This week I discovered two drawings that were pretty good. They were from a couple of weeks ago and I had tucked them away. On purpose. I do a few different types of drawing. One of the types is from photo reference. I either take or find a photo that looks like something I could use and draw from it. I digitally draw a sketch over top of the photo and then print that sketch out and draw over that with a pencil. I do this when I want the drawing to be a little closer to reality than my far out drawings.

I’m not really fond of the process though. I’m very picky about what photos I use to draw from. I used to take a lot more of my own photo reference back before the age of the internet but nowadays with an endless supply of images just a search away I rarely take my own anymore. Of course there is a problem with the endless supply of images. How to find one that I can use? It takes a lot of looking.
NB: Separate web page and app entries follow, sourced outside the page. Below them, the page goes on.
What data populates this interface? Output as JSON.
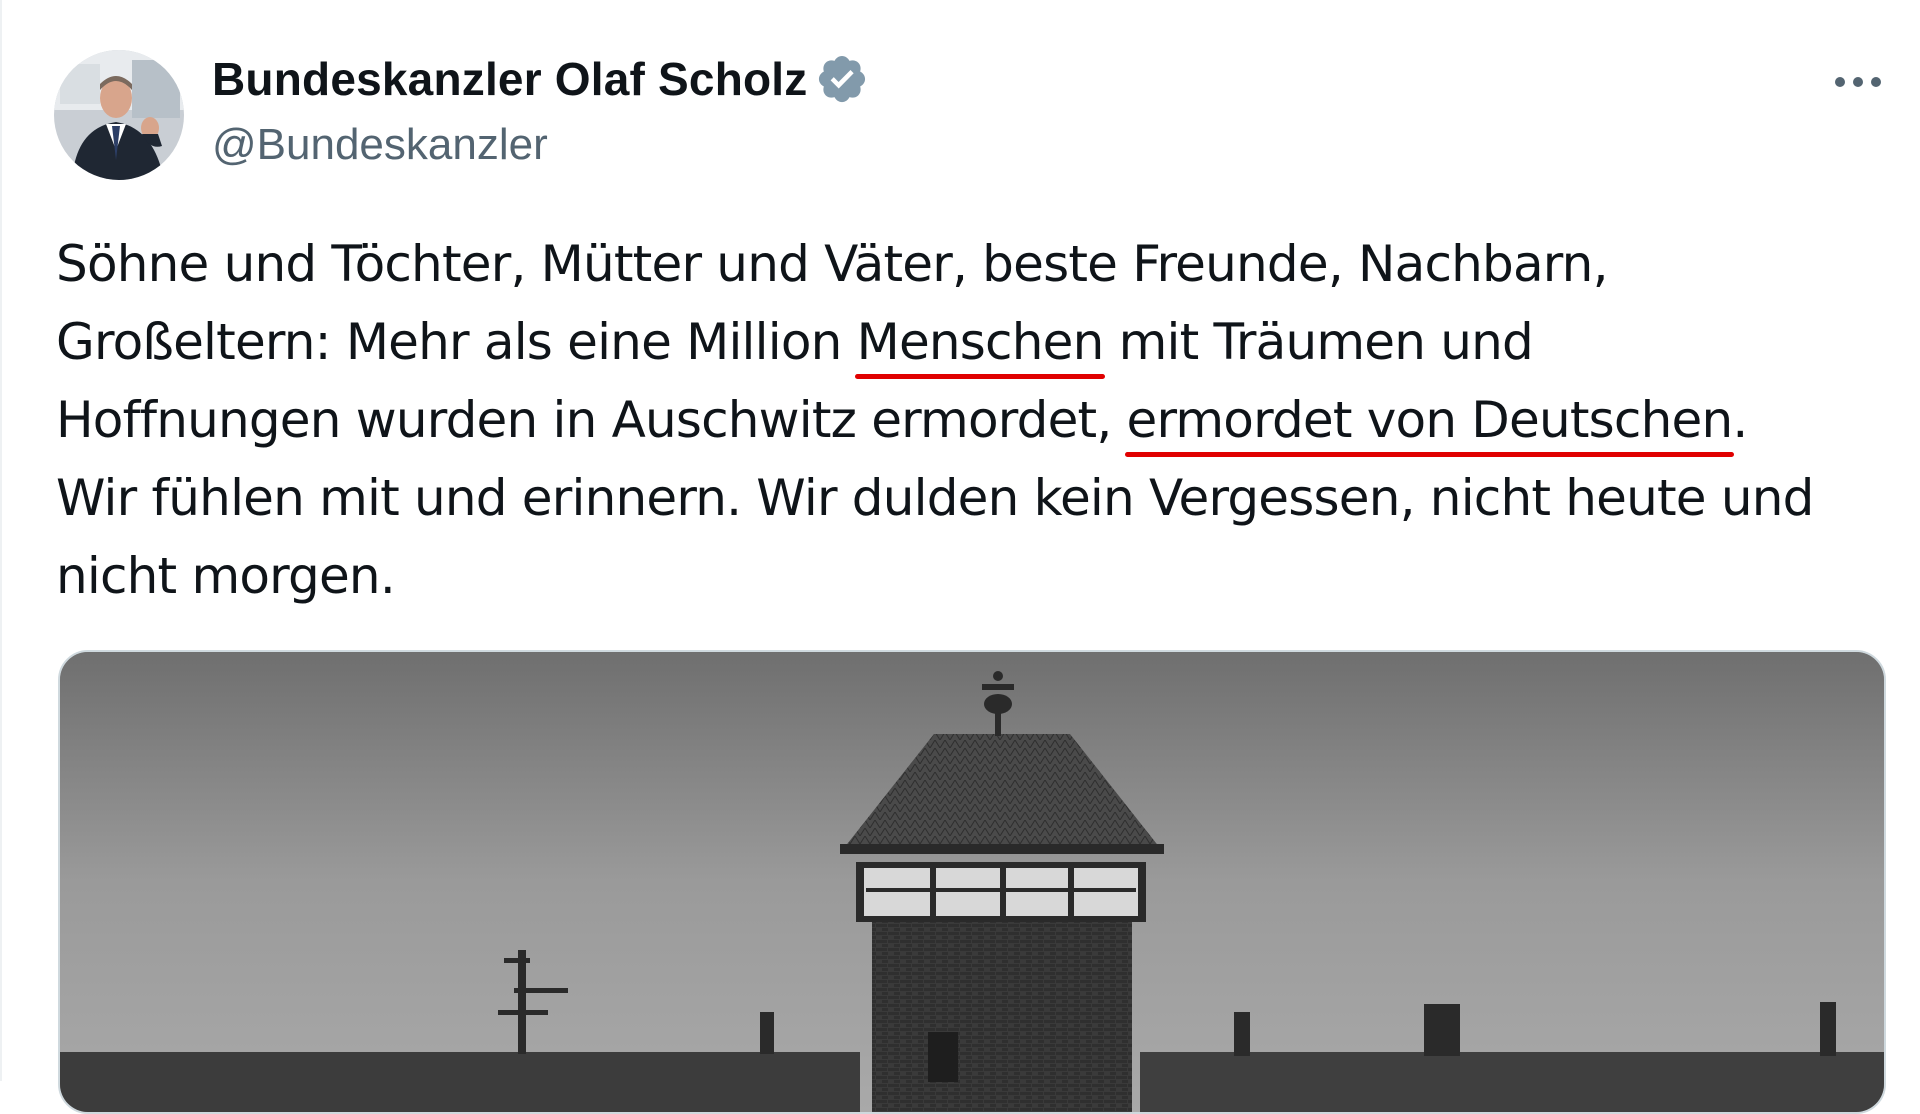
{
  "author": {
    "display_name": "Bundeskanzler Olaf Scholz",
    "handle": "@Bundeskanzler",
    "verified": true,
    "avatar_icon": "profile-photo",
    "verified_icon": "verified-badge-icon",
    "verified_color": "#829aab"
  },
  "menu": {
    "more_icon": "more-horizontal-icon",
    "label": "•••"
  },
  "tweet": {
    "lines": [
      [
        "Söhne und Töchter, Mütter und Väter, beste Freunde, Nachbarn,"
      ],
      [
        "Großeltern: Mehr als eine Million ",
        "Menschen",
        " mit Träumen und"
      ],
      [
        "Hoffnungen wurden in Auschwitz ermordet, ",
        "ermordet von Deutschen",
        "."
      ],
      [
        "Wir fühlen mit und erinnern. Wir dulden kein Vergessen, nicht heute und"
      ],
      [
        "nicht morgen."
      ]
    ],
    "underline_color": "#e00000"
  },
  "media": {
    "type": "photo",
    "description_icon": "black-and-white-photo"
  }
}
I’d guess that one out of a thousand photos that I look at are useful to me.

First of all I don’t want a famous photograph. One of the rules of photo reference that I was taught early on is never let the public see your photo reference. It’s never good to show how the sausage is made. It demystifies things and there is a solid chance if you’re a young artist starting out that the public will like your photo reference better than the art you make from it. That’s a tough lesson to learn. So I stay away from any famous photos.

I have a folder on my computer of potential reference photos. I’ve learned over the years to always be on the look out for reference and sometimes go looking for it even if I have no idea in mind at that moment. So if I’m bored and low energy it’s a good task to do. It doesn’t take much to look through pictures on the internet. It’s just tedious and takes a little bit of concentration.
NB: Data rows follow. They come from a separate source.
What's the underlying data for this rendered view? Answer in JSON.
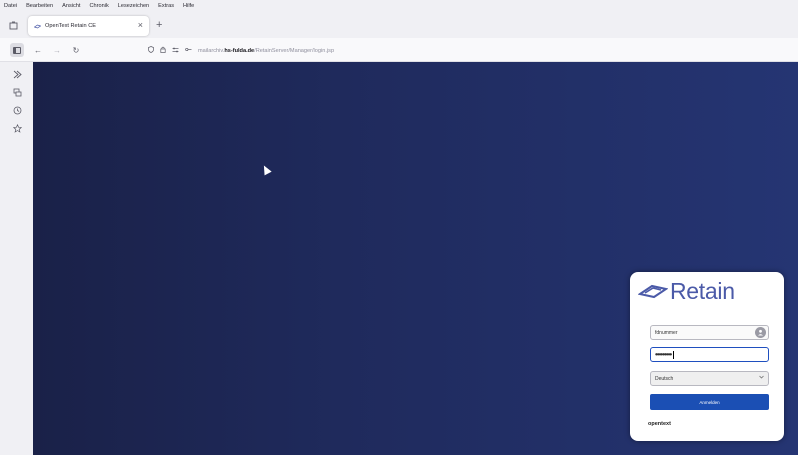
{
  "menu": [
    "Datei",
    "Bearbeiten",
    "Ansicht",
    "Chronik",
    "Lesezeichen",
    "Extras",
    "Hilfe"
  ],
  "tab": {
    "title": "OpenText Retain CE",
    "close": "×"
  },
  "new_tab": "+",
  "nav": {
    "back": "←",
    "forward": "→",
    "reload": "↻"
  },
  "url": {
    "prefix": "mailarchiv.",
    "host": "hs-fulda.de",
    "path": "/RetainServer/Manager/login.jsp"
  },
  "sidebar_icons": [
    "ai-chat-icon",
    "synced-tabs-icon",
    "history-icon",
    "bookmarks-icon"
  ],
  "login": {
    "logo": "Retain",
    "username": "fdnummer",
    "password": "•••••••••",
    "language": "Deutsch",
    "button": "Anmelden",
    "brand": "opentext"
  },
  "colors": {
    "brand_blue": "#4b5aa8",
    "button_blue": "#1b4fb4",
    "background_dark": "#1a2148",
    "background_light": "#253573"
  }
}
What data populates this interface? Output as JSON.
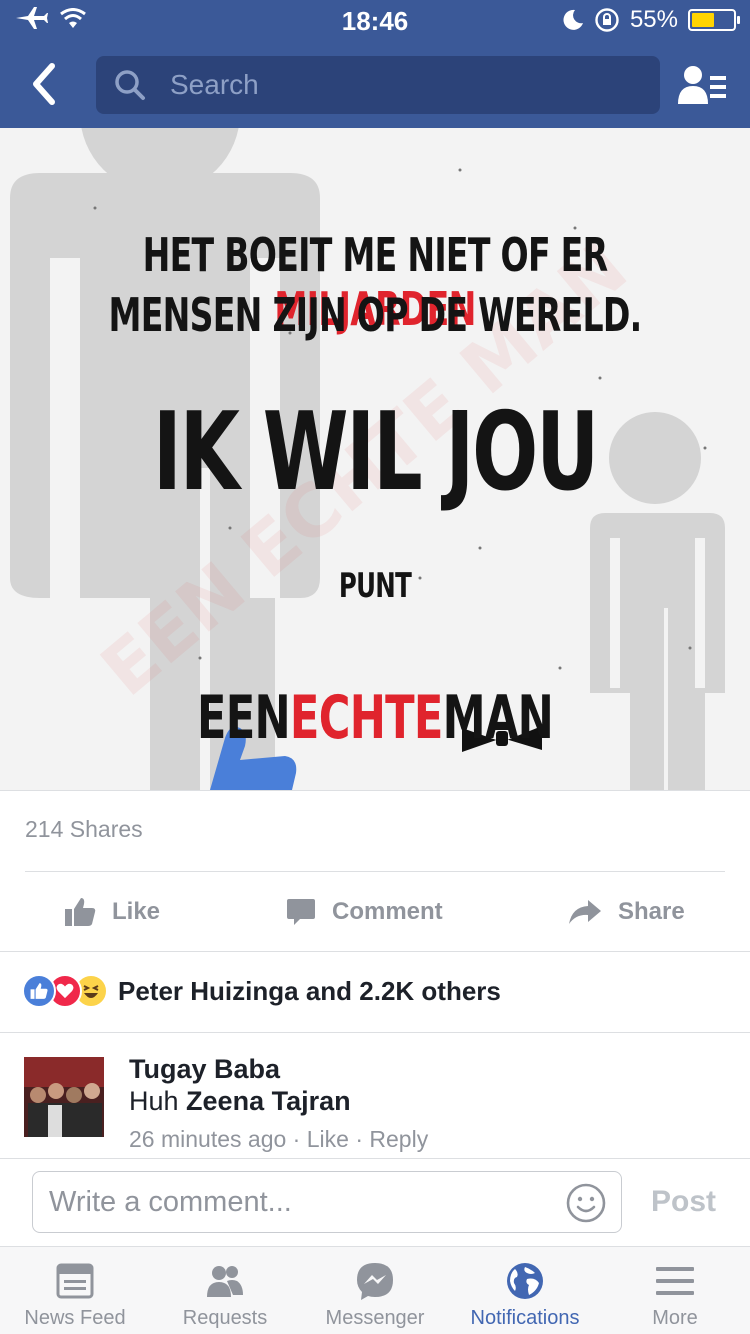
{
  "status_bar": {
    "time": "18:46",
    "battery_percent_label": "55%",
    "battery_level": 0.55,
    "icons": [
      "airplane-icon",
      "wifi-icon",
      "moon-icon",
      "rotation-lock-icon",
      "battery-icon"
    ]
  },
  "nav": {
    "search_placeholder": "Search",
    "icons": [
      "back-chevron-icon",
      "search-icon",
      "friends-list-icon"
    ],
    "color": "#3b5998"
  },
  "post_image": {
    "line1_part1": "HET BOEIT ME NIET OF ER ",
    "line1_highlight": "MILJARDEN",
    "line2": "MENSEN ZIJN OP DE WERELD.",
    "headline": "IK WIL JOU",
    "subline": "PUNT",
    "brand_part1": "EEN",
    "brand_highlight": "ECHTE",
    "brand_part2": "MAN",
    "watermark": "EEN ECHTE MAN",
    "accent_color": "#e0242d"
  },
  "shares": "214 Shares",
  "actions": {
    "like": "Like",
    "comment": "Comment",
    "share": "Share"
  },
  "reactions": {
    "icons": [
      "like-reaction-icon",
      "love-reaction-icon",
      "haha-reaction-icon"
    ],
    "text": "Peter Huizinga and 2.2K others"
  },
  "comment": {
    "author": "Tugay Baba",
    "text_prefix": "Huh ",
    "tagged_name": "Zeena Tajran",
    "time": "26 minutes ago",
    "sep1": " · ",
    "like": "Like",
    "sep2": " · ",
    "reply": "Reply"
  },
  "write_comment": {
    "placeholder": "Write a comment...",
    "post_label": "Post"
  },
  "tabs": [
    {
      "label": "News Feed",
      "icon": "news-feed-icon",
      "active": false
    },
    {
      "label": "Requests",
      "icon": "requests-icon",
      "active": false
    },
    {
      "label": "Messenger",
      "icon": "messenger-icon",
      "active": false
    },
    {
      "label": "Notifications",
      "icon": "globe-icon",
      "active": true
    },
    {
      "label": "More",
      "icon": "menu-icon",
      "active": false
    }
  ]
}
Now when I’m looking for some photo inspiration I just have to look through my photo reference folder. I’ve got a few hundred pictures in there and one of them is sure to catch my eye. I even go back to ones I’ve used before and draw something new from them. So a couple of weeks ago I picked out a couple of photos and drew from them. One was a drawing for one of my “Red Mary” faux comic book covers and the other was a generic figure drawing that I didn’t even know what I was drawing it for. That’s always a problem. If I don’t even know what the point of the drawing is how can it be anything but pointless?

I toughed my way through the drawings. They weren’t doing anything for me. It’s not that they were bad it’s that I was mechanically following a drawing method. And I didn’t have any interest in that method at the time. I finished them and was completely uninspired by the drawings. They weren’t bad but I knew I had to get them out of my sight. So I put them under a pile of recently finished and half finished drawings and forgot about them.
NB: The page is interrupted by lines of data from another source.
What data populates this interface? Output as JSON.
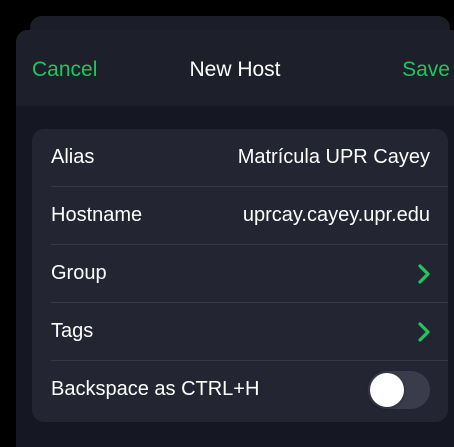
{
  "nav": {
    "cancel_label": "Cancel",
    "title": "New Host",
    "save_label": "Save"
  },
  "form": {
    "alias": {
      "label": "Alias",
      "value": "Matrícula UPR Cayey"
    },
    "hostname": {
      "label": "Hostname",
      "value": "uprcay.cayey.upr.edu"
    },
    "group": {
      "label": "Group",
      "icon": "chevron-right-icon"
    },
    "tags": {
      "label": "Tags",
      "icon": "chevron-right-icon"
    },
    "backspace": {
      "label": "Backspace as CTRL+H",
      "enabled": false
    }
  },
  "colors": {
    "accent": "#22c55e",
    "background": "#151722",
    "card": "#232533",
    "toggle_off": "#3a3c4b"
  }
}
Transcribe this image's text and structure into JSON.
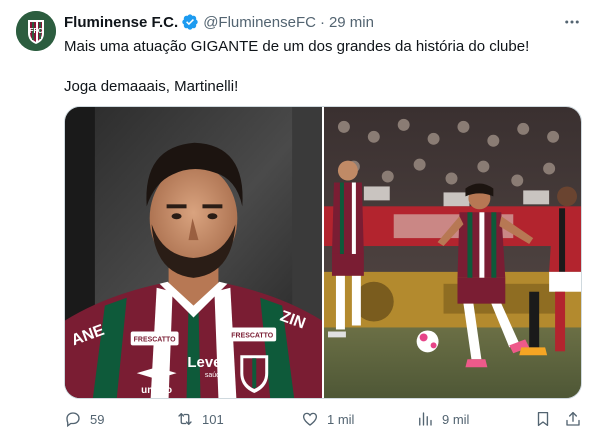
{
  "account": {
    "display_name": "Fluminense F.C.",
    "handle": "@FluminenseFC",
    "separator": "·",
    "time": "29 min",
    "verified_color": "#1d9bf0",
    "avatar_colors": [
      "#2c5d3f",
      "#8a1538",
      "#ffffff"
    ]
  },
  "tweet": {
    "line1": "Mais uma atuação GIGANTE de um dos grandes da história do clube!",
    "line2": "Joga demaaais, Martinelli!"
  },
  "media": {
    "photo1_sponsors": {
      "sponsor_left": "FRESCATTO",
      "sponsor_mid": "Leve",
      "sponsor_sub": "saúde",
      "sponsor_right": "FRESCATTO",
      "brand": "umbro",
      "shoulder_left": "ANE",
      "shoulder_right": "ZIN"
    },
    "kit_colors": [
      "#7a1d33",
      "#0e5a3a",
      "#ffffff"
    ]
  },
  "actions": {
    "replies": "59",
    "reposts": "101",
    "likes": "1 mil",
    "views": "9 mil"
  }
}
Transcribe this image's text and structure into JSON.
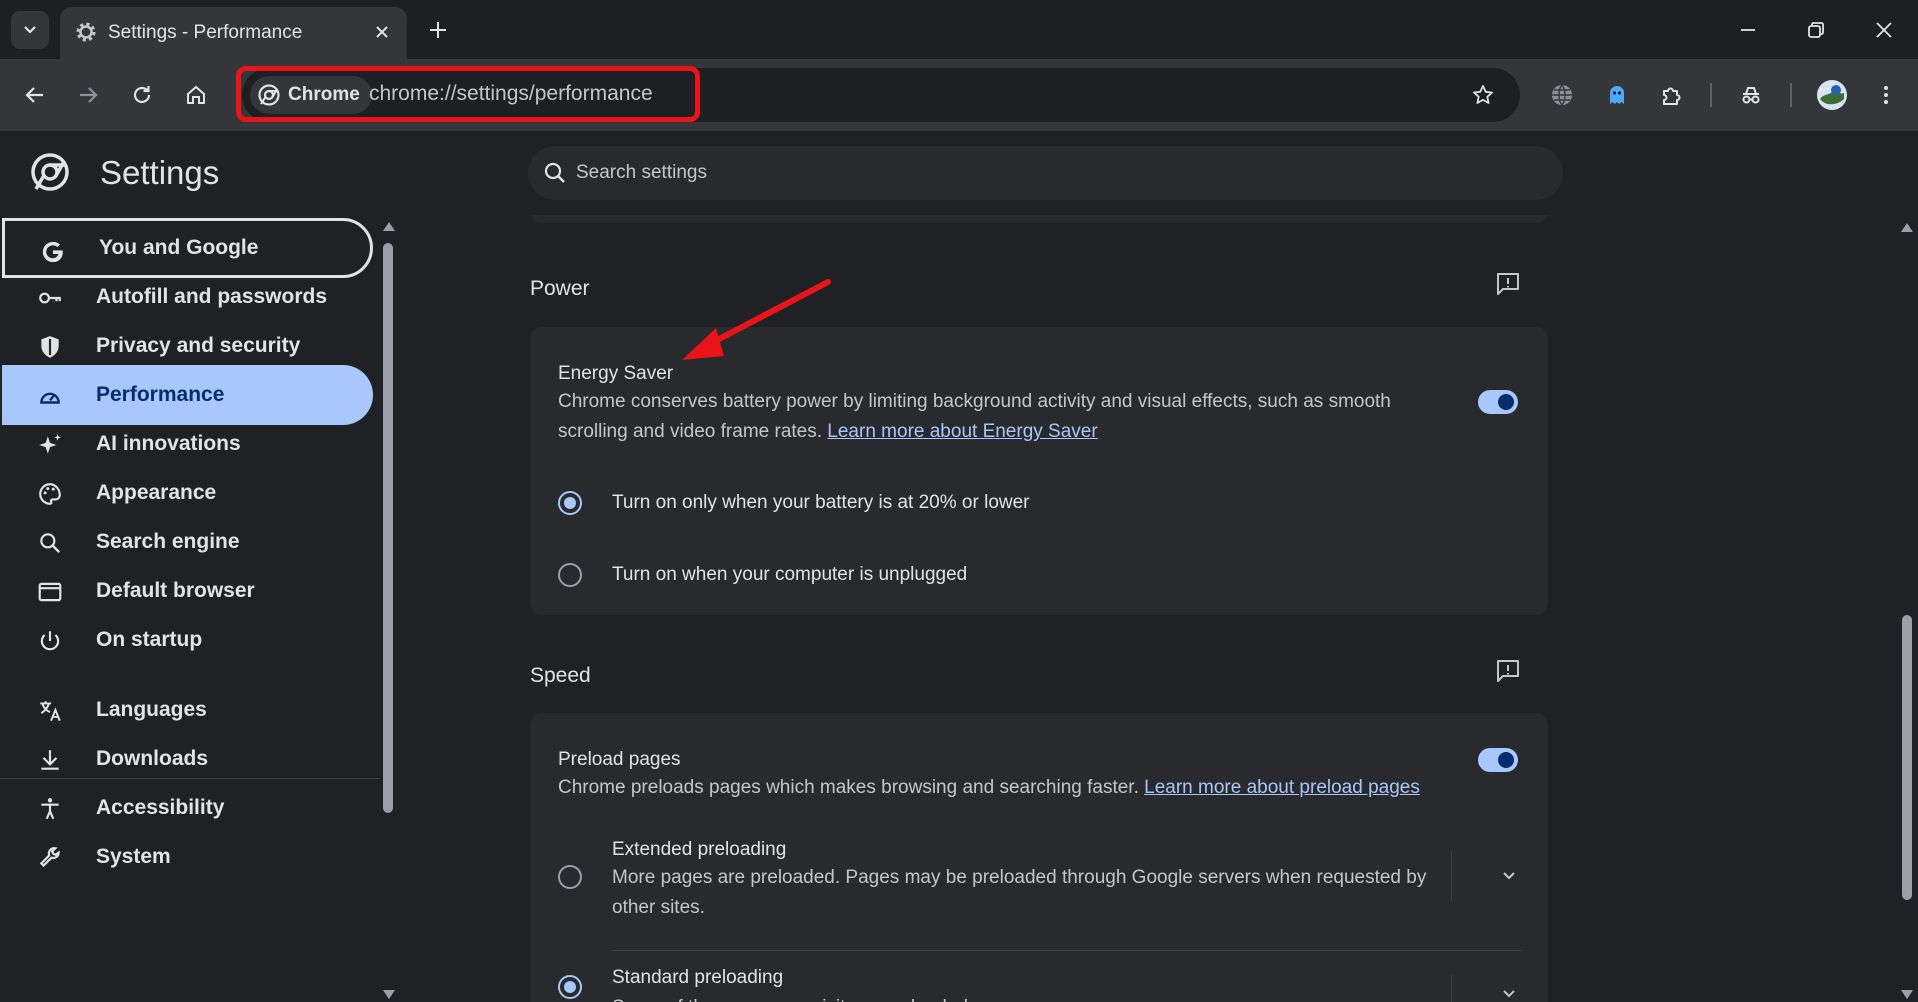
{
  "browser": {
    "tab": {
      "title": "Settings - Performance",
      "icon": "gear-icon"
    },
    "toolbar": {
      "chip_label": "Chrome",
      "url": "chrome://settings/performance"
    }
  },
  "settings": {
    "title": "Settings",
    "search_placeholder": "Search settings"
  },
  "sidebar": {
    "items": [
      {
        "label": "You and Google",
        "icon": "google-g-icon"
      },
      {
        "label": "Autofill and passwords",
        "icon": "key-icon"
      },
      {
        "label": "Privacy and security",
        "icon": "shield-icon"
      },
      {
        "label": "Performance",
        "icon": "speedometer-icon"
      },
      {
        "label": "AI innovations",
        "icon": "sparkle-icon"
      },
      {
        "label": "Appearance",
        "icon": "palette-icon"
      },
      {
        "label": "Search engine",
        "icon": "search-icon"
      },
      {
        "label": "Default browser",
        "icon": "browser-window-icon"
      },
      {
        "label": "On startup",
        "icon": "power-icon"
      },
      {
        "label": "Languages",
        "icon": "translate-icon"
      },
      {
        "label": "Downloads",
        "icon": "download-icon"
      },
      {
        "label": "Accessibility",
        "icon": "accessibility-icon"
      },
      {
        "label": "System",
        "icon": "wrench-icon"
      }
    ],
    "active": "Performance",
    "focused": "You and Google"
  },
  "power": {
    "section_title": "Power",
    "energy_saver": {
      "title": "Energy Saver",
      "description": "Chrome conserves battery power by limiting background activity and visual effects, such as smooth scrolling and video frame rates.",
      "link": "Learn more about Energy Saver",
      "enabled": true
    },
    "options": [
      {
        "label": "Turn on only when your battery is at 20% or lower",
        "selected": true
      },
      {
        "label": "Turn on when your computer is unplugged",
        "selected": false
      }
    ]
  },
  "speed": {
    "section_title": "Speed",
    "preload": {
      "title": "Preload pages",
      "description": "Chrome preloads pages which makes browsing and searching faster.",
      "link": "Learn more about preload pages",
      "enabled": true
    },
    "options": [
      {
        "title": "Extended preloading",
        "description": "More pages are preloaded. Pages may be preloaded through Google servers when requested by other sites.",
        "selected": false
      },
      {
        "title": "Standard preloading",
        "description": "Some of the pages you visit are preloaded",
        "selected": true
      }
    ]
  },
  "colors": {
    "accent": "#a8c7fa",
    "highlight_red": "#e8141a",
    "background": "#202124",
    "card": "#292a2d"
  }
}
This week I was organizing that very same pile of drawings and I found those two drawings again. And guess what? They were pretty good. The “Red Mary” one was a solid pencil drawing and though the other one needed some more work it also was solid. I may not have liked them last week but this week I was grooving on them. That’s why I didn’t tear these ones up. I just needed some distance form them.

I finished the “Red Mary” faux cover. The drawing was ready to go so I printed it out onto a 8.5×11 inch piece of Bristol board, inked it, and then colored it with markers. It came out well.

The second one needed a bit more work though. Oddly I was so frustrated the first time I drew it that instead of using a pencil I drew over the pencil in a thin ink line. So printed out this ink line drawing and drew over it in pencil. Most of the work was done on it so it didn’t take lone before I had a finished pencil drawing. I haven’t finished with that one yet but I turned it into one of my “Hypno-Love Girls” sketch covers. That means I’m going to draw it on a comic book size posed of Bristol Board and then cut that board to size and wrap it around a comic book making my own hand bound sketch cover.

This weeks lesson is never let good drawings go to waste. If you don’t like then right now give it a week. The really bad ones you can get rid of though.